I AM an Australian who has been living in the Philippines for two years, and I found Ceres Doyo’s Nov. 25 column, titled “10 things that make PH ugly,” very interesting.
I am here running a 700-seat call center, but I have done my fair share of travelling and writing in the past about some 45-plus countries. I have the following commentary on the Philippines:
• Doyo’s points are very valid and the 10 points are things that need to be addressed but are not enough to deter the right people from visiting this largely untapped country.
• From an outsider’s perspective, the beaches of Palawan, Bohol and Boracay are world-class, without the hordes of people and the littering and saturation of competing hotels.
• Your nation isn’t defined by what you have or what’s wrong, but by the spirit of the people who live here. I know it sounds odd, but “Ondoy” was one of the most amazing things I’ve ever witnessed. The spirit, the courage and the willingness of Filipinos to unite and rebuild were truly one of the most amazing experiences I have ever had the pleasure of experiencing.

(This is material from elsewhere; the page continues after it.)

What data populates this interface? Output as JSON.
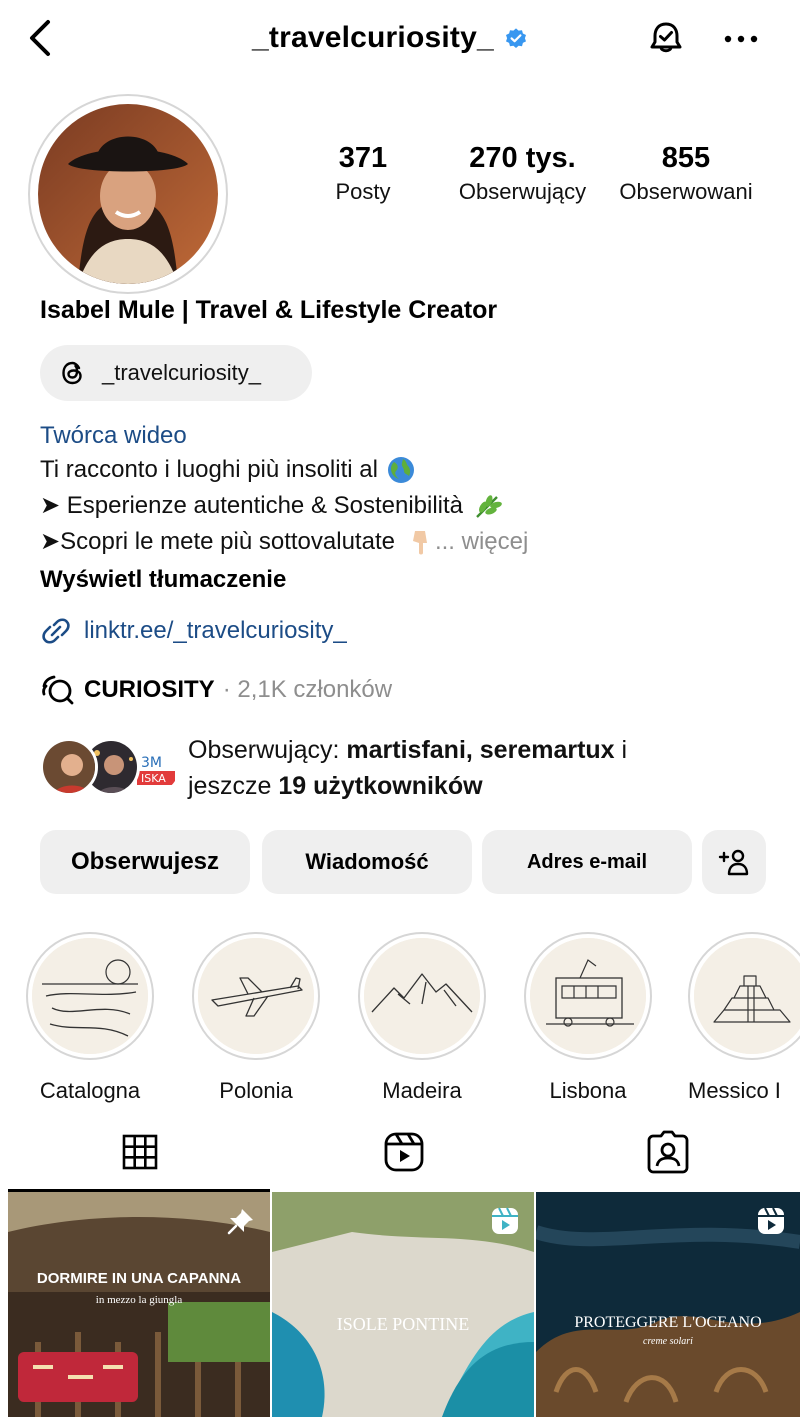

• People do walk away from the Philippines thinking of Manila as unclean and crowded with bad traffic, etc., but they still love its charm. One thing that’s hard to realize unless you’ve seen the Philippines from afar is that we in the western world are brought up thinking of the Philippines as a “sponsor child nation,” as a “Community Aid Abroad nation,” and we don’t realize what the country has to offer. It’s easy to change people’s perceptions if you market this wonderful country the right way.
• Your country (outside of Manila) has such rare unspoilt beauty and is a land rich in natural wonders. Your slogan should be “Philippines: ‘Live it, love it.’”
• I will leave your country very soon as my work here ends, but your country will never leave me. You need to concentrate on the draw cards, not the deterrents because they are far outweighed.
• When comparing somewhere like France to the Philippines, you could say that France charges $9 for a coffee, its accommodation cost is prohibitive, its public transport system is unaffordable for the people it is designed to transport, and the population is largely against tourism. But instead they say Paris is “the city of love.” Millions visit France each year because of word-of-mouth and great advertising. It’s an expensive and rich country, but this doesn’t stop people from going there. Why? Because people want to feel and live the countries they visit. You couldn’t feel or live a country more than this one.
offshore operations manager
Virgin Mobile Australia, Ext 50068